■ Given information:
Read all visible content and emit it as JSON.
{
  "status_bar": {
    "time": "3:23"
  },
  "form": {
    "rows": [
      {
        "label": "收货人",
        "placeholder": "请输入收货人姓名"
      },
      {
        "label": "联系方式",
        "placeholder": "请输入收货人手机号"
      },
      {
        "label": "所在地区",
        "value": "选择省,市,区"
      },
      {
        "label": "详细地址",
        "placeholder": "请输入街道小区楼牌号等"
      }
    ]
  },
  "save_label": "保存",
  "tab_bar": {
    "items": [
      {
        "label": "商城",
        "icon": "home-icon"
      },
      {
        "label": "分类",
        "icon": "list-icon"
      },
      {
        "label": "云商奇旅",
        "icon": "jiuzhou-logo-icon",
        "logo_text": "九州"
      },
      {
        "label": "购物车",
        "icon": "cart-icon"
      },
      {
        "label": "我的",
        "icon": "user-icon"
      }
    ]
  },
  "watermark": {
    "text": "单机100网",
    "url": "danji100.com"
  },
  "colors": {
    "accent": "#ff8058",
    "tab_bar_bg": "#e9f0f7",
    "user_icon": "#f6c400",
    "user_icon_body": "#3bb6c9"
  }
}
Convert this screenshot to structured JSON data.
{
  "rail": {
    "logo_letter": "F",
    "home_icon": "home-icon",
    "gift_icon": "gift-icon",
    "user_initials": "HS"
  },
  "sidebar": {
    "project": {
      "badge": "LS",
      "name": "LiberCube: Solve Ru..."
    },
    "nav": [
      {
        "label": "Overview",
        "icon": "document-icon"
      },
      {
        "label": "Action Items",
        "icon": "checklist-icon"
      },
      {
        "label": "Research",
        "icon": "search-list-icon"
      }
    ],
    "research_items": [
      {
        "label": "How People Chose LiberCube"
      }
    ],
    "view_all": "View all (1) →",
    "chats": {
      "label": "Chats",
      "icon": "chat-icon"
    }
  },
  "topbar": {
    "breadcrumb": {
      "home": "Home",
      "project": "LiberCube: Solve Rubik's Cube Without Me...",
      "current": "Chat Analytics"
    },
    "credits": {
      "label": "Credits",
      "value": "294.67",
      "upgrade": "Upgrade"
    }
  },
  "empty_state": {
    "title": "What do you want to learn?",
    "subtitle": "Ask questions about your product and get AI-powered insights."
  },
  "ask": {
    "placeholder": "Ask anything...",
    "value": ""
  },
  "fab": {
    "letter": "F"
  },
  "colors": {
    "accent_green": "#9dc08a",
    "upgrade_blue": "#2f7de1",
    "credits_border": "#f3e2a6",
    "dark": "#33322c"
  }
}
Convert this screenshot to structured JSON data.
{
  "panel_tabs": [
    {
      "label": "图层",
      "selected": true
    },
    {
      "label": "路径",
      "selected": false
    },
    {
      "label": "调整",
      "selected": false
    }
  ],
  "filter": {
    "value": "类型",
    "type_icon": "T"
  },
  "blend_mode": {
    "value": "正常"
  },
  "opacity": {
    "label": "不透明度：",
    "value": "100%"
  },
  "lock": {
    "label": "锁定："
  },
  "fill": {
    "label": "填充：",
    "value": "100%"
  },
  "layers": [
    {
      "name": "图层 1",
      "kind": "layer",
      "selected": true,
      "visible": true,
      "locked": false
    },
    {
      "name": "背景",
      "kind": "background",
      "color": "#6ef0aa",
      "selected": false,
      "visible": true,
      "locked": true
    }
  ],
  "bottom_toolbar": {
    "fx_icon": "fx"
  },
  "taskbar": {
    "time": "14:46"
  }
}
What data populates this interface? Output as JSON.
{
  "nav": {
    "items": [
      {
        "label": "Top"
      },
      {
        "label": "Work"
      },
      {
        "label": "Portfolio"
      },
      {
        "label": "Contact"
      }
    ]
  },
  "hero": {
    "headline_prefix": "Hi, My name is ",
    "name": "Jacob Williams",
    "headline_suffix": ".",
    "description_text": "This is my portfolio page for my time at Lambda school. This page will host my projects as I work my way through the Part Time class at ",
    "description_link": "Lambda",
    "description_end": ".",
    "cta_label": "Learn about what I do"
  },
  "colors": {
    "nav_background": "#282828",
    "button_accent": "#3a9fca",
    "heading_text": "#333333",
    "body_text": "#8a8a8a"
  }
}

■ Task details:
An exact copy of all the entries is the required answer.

■ Answer for this exercise:
Read all visible content and emit it as JSON.
{
  "status_bar": {
    "time": "3:23"
  },
  "form": {
    "rows": [
      {
        "label": "收货人",
        "placeholder": "请输入收货人姓名"
      },
      {
        "label": "联系方式",
        "placeholder": "请输入收货人手机号"
      },
      {
        "label": "所在地区",
        "value": "选择省,市,区"
      },
      {
        "label": "详细地址",
        "placeholder": "请输入街道小区楼牌号等"
      }
    ]
  },
  "save_label": "保存",
  "tab_bar": {
    "items": [
      {
        "label": "商城",
        "icon": "home-icon"
      },
      {
        "label": "分类",
        "icon": "list-icon"
      },
      {
        "label": "云商奇旅",
        "icon": "jiuzhou-logo-icon",
        "logo_text": "九州"
      },
      {
        "label": "购物车",
        "icon": "cart-icon"
      },
      {
        "label": "我的",
        "icon": "user-icon"
      }
    ]
  },
  "watermark": {
    "text": "单机100网",
    "url": "danji100.com"
  },
  "colors": {
    "accent": "#ff8058",
    "tab_bar_bg": "#e9f0f7",
    "user_icon": "#f6c400",
    "user_icon_body": "#3bb6c9"
  }
}
Convert this screenshot to structured JSON data.
{
  "rail": {
    "logo_letter": "F",
    "home_icon": "home-icon",
    "gift_icon": "gift-icon",
    "user_initials": "HS"
  },
  "sidebar": {
    "project": {
      "badge": "LS",
      "name": "LiberCube: Solve Ru..."
    },
    "nav": [
      {
        "label": "Overview",
        "icon": "document-icon"
      },
      {
        "label": "Action Items",
        "icon": "checklist-icon"
      },
      {
        "label": "Research",
        "icon": "search-list-icon"
      }
    ],
    "research_items": [
      {
        "label": "How People Chose LiberCube"
      }
    ],
    "view_all": "View all (1) →",
    "chats": {
      "label": "Chats",
      "icon": "chat-icon"
    }
  },
  "topbar": {
    "breadcrumb": {
      "home": "Home",
      "project": "LiberCube: Solve Rubik's Cube Without Me...",
      "current": "Chat Analytics"
    },
    "credits": {
      "label": "Credits",
      "value": "294.67",
      "upgrade": "Upgrade"
    }
  },
  "empty_state": {
    "title": "What do you want to learn?",
    "subtitle": "Ask questions about your product and get AI-powered insights."
  },
  "ask": {
    "placeholder": "Ask anything...",
    "value": ""
  },
  "fab": {
    "letter": "F"
  },
  "colors": {
    "accent_green": "#9dc08a",
    "upgrade_blue": "#2f7de1",
    "credits_border": "#f3e2a6",
    "dark": "#33322c"
  }
}
Convert this screenshot to structured JSON data.
{
  "panel_tabs": [
    {
      "label": "图层",
      "selected": true
    },
    {
      "label": "路径",
      "selected": false
    },
    {
      "label": "调整",
      "selected": false
    }
  ],
  "filter": {
    "value": "类型",
    "type_icon": "T"
  },
  "blend_mode": {
    "value": "正常"
  },
  "opacity": {
    "label": "不透明度：",
    "value": "100%"
  },
  "lock": {
    "label": "锁定："
  },
  "fill": {
    "label": "填充：",
    "value": "100%"
  },
  "layers": [
    {
      "name": "图层 1",
      "kind": "layer",
      "selected": true,
      "visible": true,
      "locked": false
    },
    {
      "name": "背景",
      "kind": "background",
      "color": "#6ef0aa",
      "selected": false,
      "visible": true,
      "locked": true
    }
  ],
  "bottom_toolbar": {
    "fx_icon": "fx"
  },
  "taskbar": {
    "time": "14:46"
  }
}
What data populates this interface? Output as JSON.
{
  "nav": {
    "items": [
      {
        "label": "Top"
      },
      {
        "label": "Work"
      },
      {
        "label": "Portfolio"
      },
      {
        "label": "Contact"
      }
    ]
  },
  "hero": {
    "headline_prefix": "Hi, My name is ",
    "name": "Jacob Williams",
    "headline_suffix": ".",
    "description_text": "This is my portfolio page for my time at Lambda school. This page will host my projects as I work my way through the Part Time class at ",
    "description_link": "Lambda",
    "description_end": ".",
    "cta_label": "Learn about what I do"
  },
  "colors": {
    "nav_background": "#282828",
    "button_accent": "#3a9fca",
    "heading_text": "#333333",
    "body_text": "#8a8a8a"
  }
}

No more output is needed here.